Credit: Bill Moore photo

U.S. Sen. Charles Schumer is calling on the State Office of Temporary and Disability Assistance (ODTA) to get much-delayed federal rent relief to people who need it most. ODTA says they have already distributed funds and that all federal dollars will be provided.

Schumer made public a formal letter to ODTA and said the more than $2 billion he secured for the state and tenants can’t be delayed any further. He adds that the program being utilized by the State of New York to get the money out needs to be improved immediately as the state’s Aug. 31 eviction moratorium deadline comes near and the U.S. Treasury’s mandated date for beginning to reallocate funds is at the end of September.

“Thousands and thousands of New York tenants could be deprived of critical rent relief checks if the state doesn’t move more quickly on getting this money out,” said Schumer. “Today, I am formally asking ODTA to move heaven and earth to fix the mess, pick up the pace and get this federal money out the door before it’s too late for tenants and landlords. The message today is: tenant relief now. No more delay.”

As reflected in the data released by the Department of Treasury for the month of June, New York State was one of only two states that had given out $0 in federal rent relief. Schumer is demanding swift action to reverse this deeply concerning status report.

Nearly half of Americans either missed at least one rent or mortgage payment in 2020 during the COVID-19 pandemic. That amounts to nearly $6,000 in back rent for the average household, according to the Urban Institute. Advocates say the federal funding will help people with rent and utility bills that piled up so they can make back payments.

“New York State tenants have been suffering since the beginning of this unprecedented pandemic with both an economic and health crisis,” said Judith Goldiner of the Legal Aid Society. “Since the program opened, our clients are experiencing a challenging application process, glitchy website and opaque rules and procedures and almost no money has been paid out.”

In a statement to the AmNews, ODTA said nearly $700,000 in rent relief payments were made this week to New Yorkers after opening the program to applications within weeks of enactment in April.

“The program agreed to with the Legislature set a 30-day period requiring the prioritization of more than 100,000 applications in order to target initial payments to those who need it most,” an OTDA spokesperson said. “That prioritization and review effort continues as new application and eligibility systems make it possible to provide payments only weeks after launch and, in the meantime, tenants who have submitted a completed application remain protected from eviction.”

Roughly 160,000 applications have been submitted as of July 16. There were more than 100,000 applications submitted during the first 30 days of the program. Updates on the program will continue to be posted on a monthly basis.

Under federal law, participating landlords must agree that payments fully satisfy all outstanding rent within the covered period, and that all late fees will be waived. Landlords must also agree not to increase the tenant’s monthly rent or evict for reason of expired lease or holdover tenancy for one year, except in very limited circumstances.

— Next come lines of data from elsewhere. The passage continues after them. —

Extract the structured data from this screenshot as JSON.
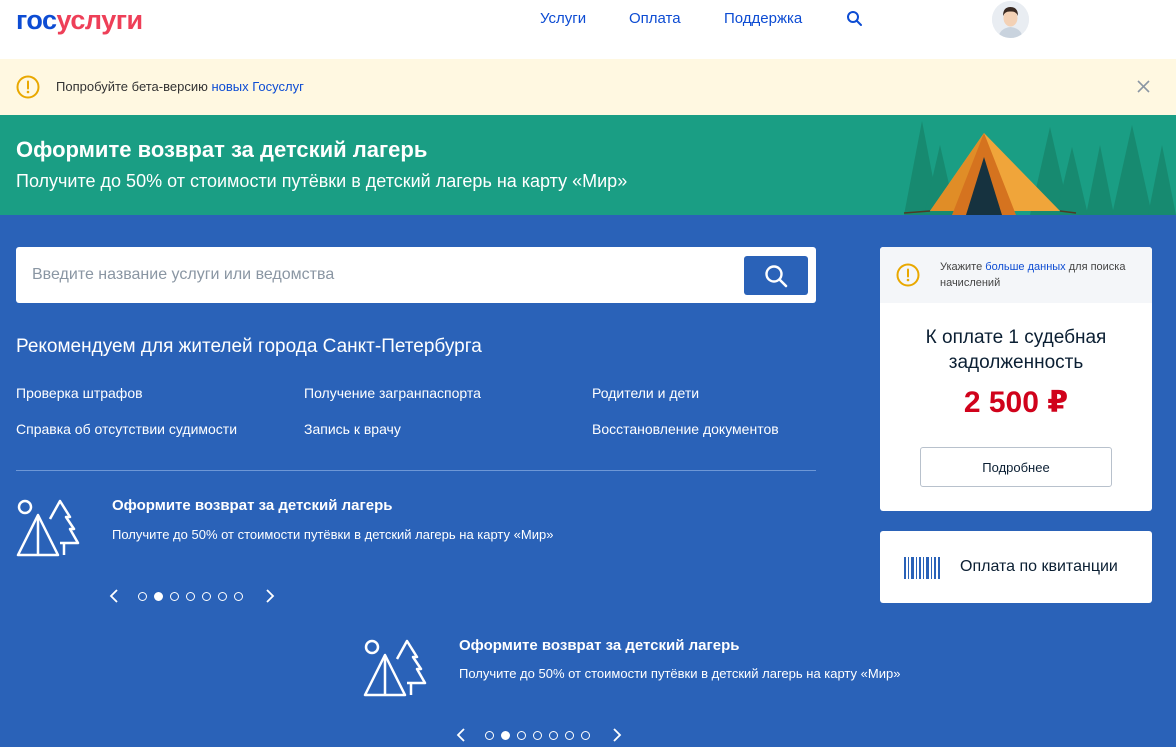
{
  "header": {
    "logo_part1": "гос",
    "logo_part2": "услуги",
    "nav": [
      "Услуги",
      "Оплата",
      "Поддержка"
    ]
  },
  "beta_notice": {
    "text": "Попробуйте бета-версию ",
    "link": "новых Госуслуг"
  },
  "banner": {
    "title": "Оформите возврат за детский лагерь",
    "subtitle": "Получите до 50% от стоимости путёвки в детский лагерь на карту «Мир»"
  },
  "search": {
    "placeholder": "Введите название услуги или ведомства"
  },
  "recommend": {
    "title": "Рекомендуем для жителей города Санкт-Петербурга",
    "links": [
      "Проверка штрафов",
      "Получение загранпаспорта",
      "Родители и дети",
      "Справка об отсутствии судимости",
      "Запись к врачу",
      "Восстановление документов"
    ]
  },
  "promo": {
    "title": "Оформите возврат за детский лагерь",
    "text": "Получите до 50% от стоимости путёвки в детский лагерь на карту «Мир»",
    "slides_total": 7,
    "active_slide": 2
  },
  "debt_card": {
    "hint_text": "Укажите ",
    "hint_link": "больше данных",
    "hint_tail": " для поиска начислений",
    "title": "К оплате 1 судебная задолженность",
    "amount": "2 500 ₽",
    "button": "Подробнее"
  },
  "receipt_card": {
    "label": "Оплата по квитанции"
  },
  "colors": {
    "brand_blue": "#0d4cd3",
    "brand_red": "#ee3f58",
    "main_bg": "#2a62b8",
    "banner_bg": "#1a9e84",
    "notice_bg": "#fff8e1",
    "amount": "#d0021b"
  }
}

Once a tenant has applied to the program, their landlord cannot evict for nonpayment of rent during the covered period unless the household is deemed ineligible for assistance.

If a landlord refuses to provide information to complete a tenant’s application, or refuses to accept funds, the tenant will be provided with an eligibility letter that they can provide to the court if their landlord does attempt to evict them.